• **Task to complete**
Every line in the data below that includes "按月分红" belongs in the answer, copied as it stands.

• **Dataset entries**
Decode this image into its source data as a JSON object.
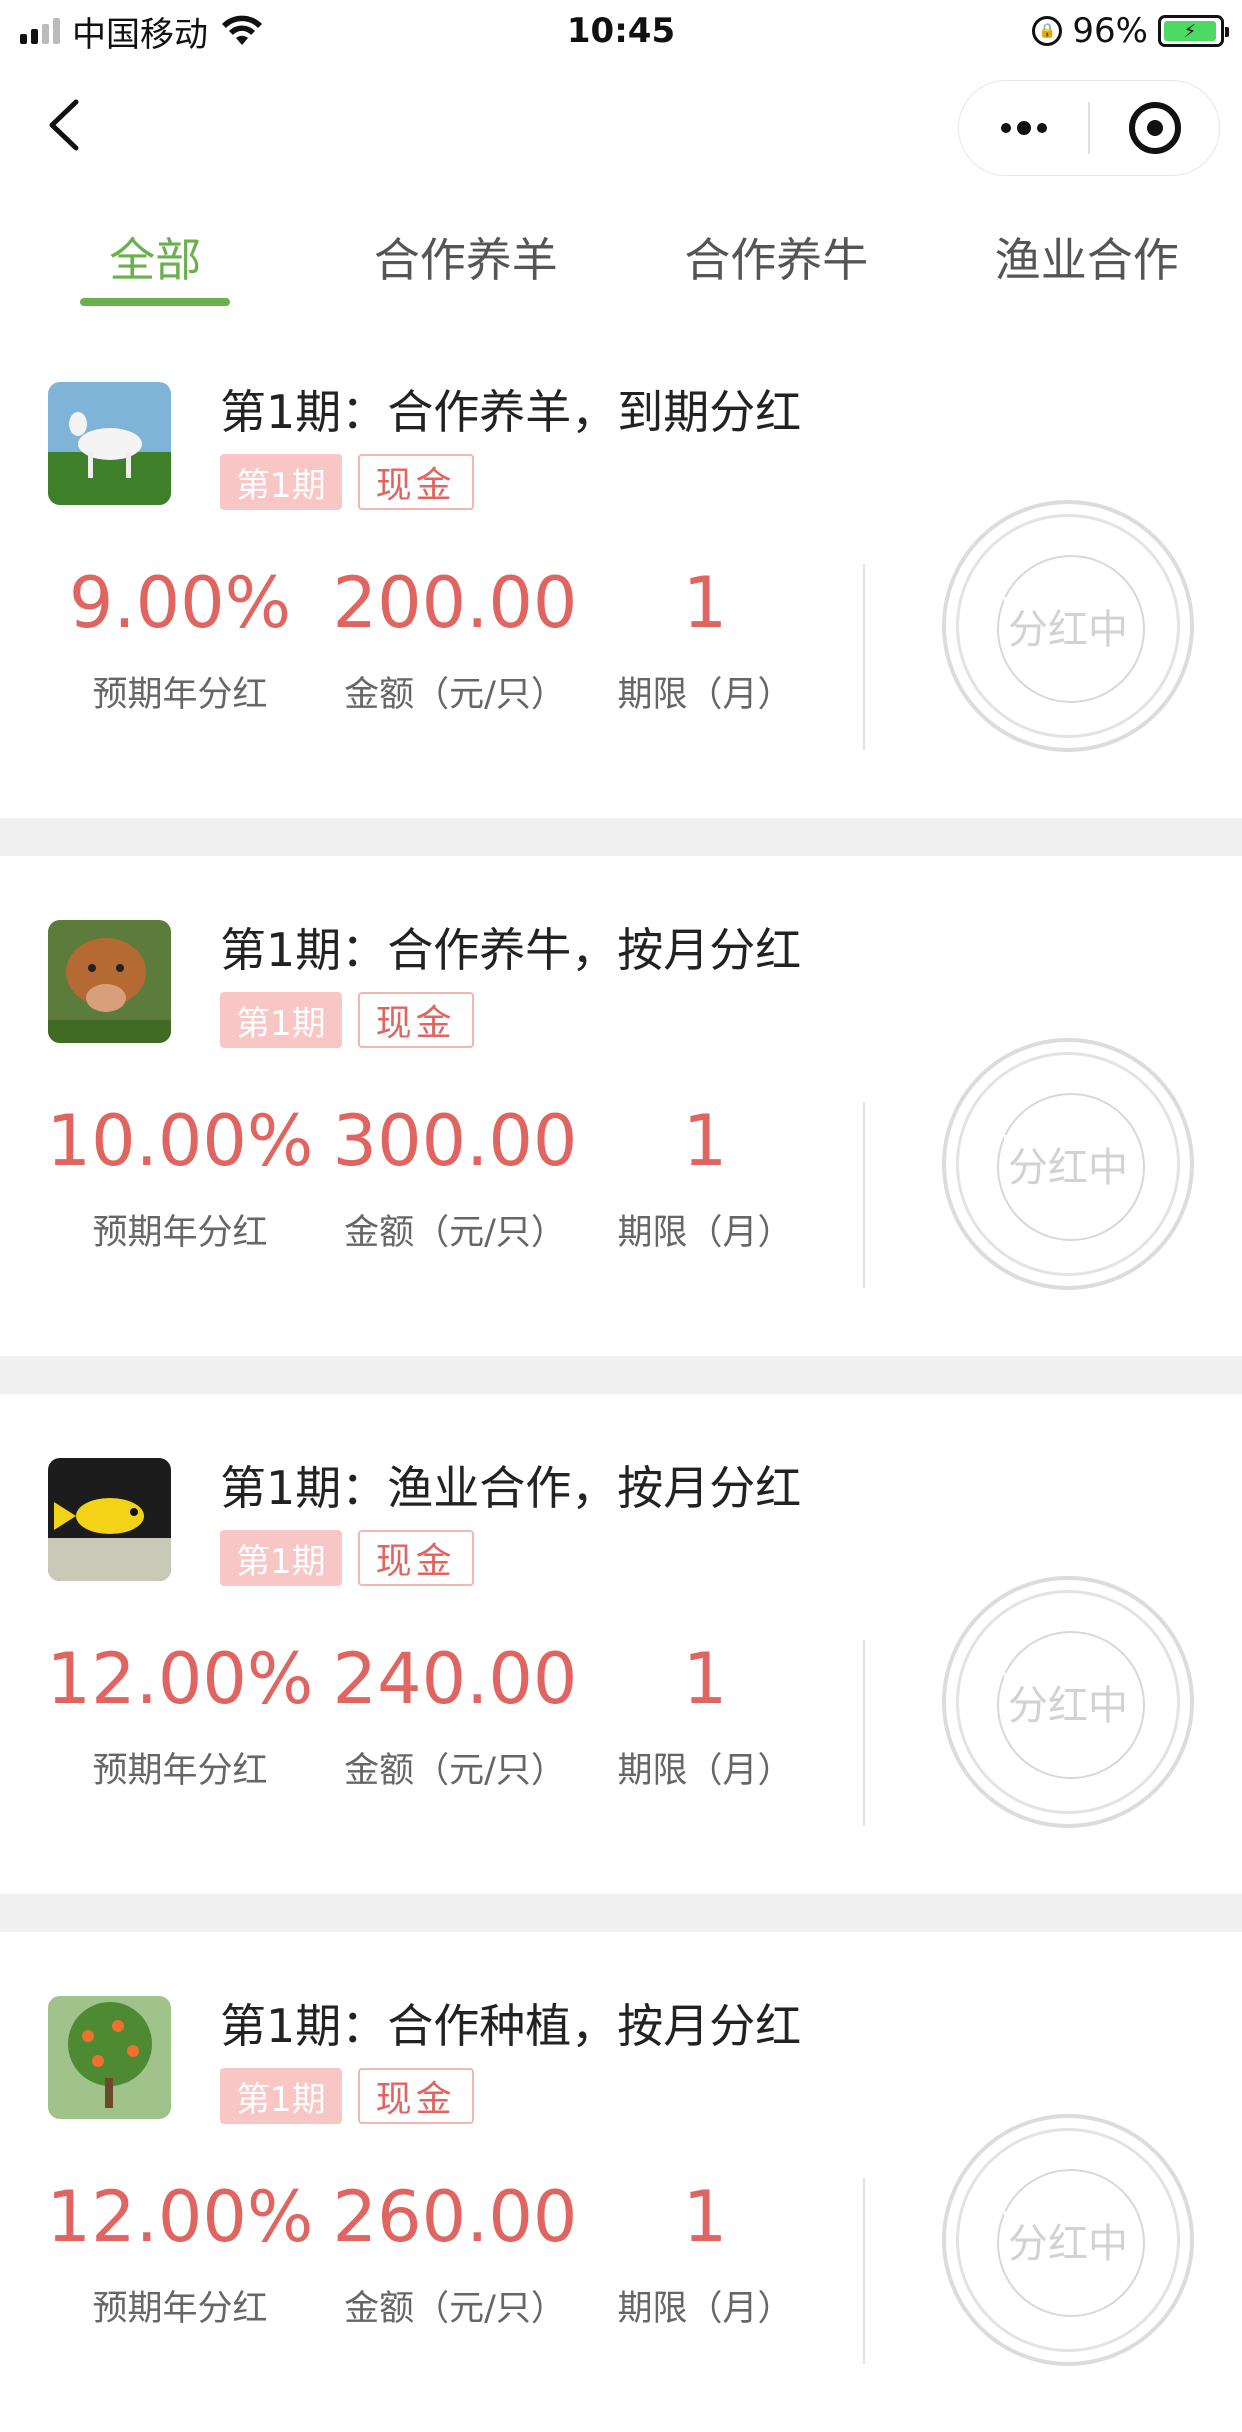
{
  "status_bar": {
    "carrier": "中国移动",
    "time": "10:45",
    "battery": "96%"
  },
  "nav": {
    "back_icon": "chevron-left-icon",
    "more_icon": "more-dots-icon",
    "close_icon": "target-icon"
  },
  "tabs": [
    {
      "label": "全部",
      "active": true
    },
    {
      "label": "合作养羊",
      "active": false
    },
    {
      "label": "合作养牛",
      "active": false
    },
    {
      "label": "渔业合作",
      "active": false
    }
  ],
  "items": [
    {
      "title": "第1期：合作养羊，到期分红",
      "tag_period": "第1期",
      "tag_cash": "现金",
      "rate": "9.00%",
      "amount": "200.00",
      "term": "1",
      "rate_label": "预期年分红",
      "amount_label": "金额（元/只）",
      "term_label": "期限（月）",
      "status": "分红中",
      "thumb": "goat"
    },
    {
      "title": "第1期：合作养牛，按月分红",
      "tag_period": "第1期",
      "tag_cash": "现金",
      "rate": "10.00%",
      "amount": "300.00",
      "term": "1",
      "rate_label": "预期年分红",
      "amount_label": "金额（元/只）",
      "term_label": "期限（月）",
      "status": "分红中",
      "thumb": "cow"
    },
    {
      "title": "第1期：渔业合作，按月分红",
      "tag_period": "第1期",
      "tag_cash": "现金",
      "rate": "12.00%",
      "amount": "240.00",
      "term": "1",
      "rate_label": "预期年分红",
      "amount_label": "金额（元/只）",
      "term_label": "期限（月）",
      "status": "分红中",
      "thumb": "fish"
    },
    {
      "title": "第1期：合作种植，按月分红",
      "tag_period": "第1期",
      "tag_cash": "现金",
      "rate": "12.00%",
      "amount": "260.00",
      "term": "1",
      "rate_label": "预期年分红",
      "amount_label": "金额（元/只）",
      "term_label": "期限（月）",
      "status": "分红中",
      "thumb": "tree"
    }
  ],
  "colors": {
    "accent_green": "#6ab04c",
    "value_red": "#e06560",
    "tag_pink": "#f8c7c5"
  }
}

• **Output of the task**
      "title": "第1期：合作养牛，按月分红",
      "title": "第1期：渔业合作，按月分红",
      "title": "第1期：合作种植，按月分红",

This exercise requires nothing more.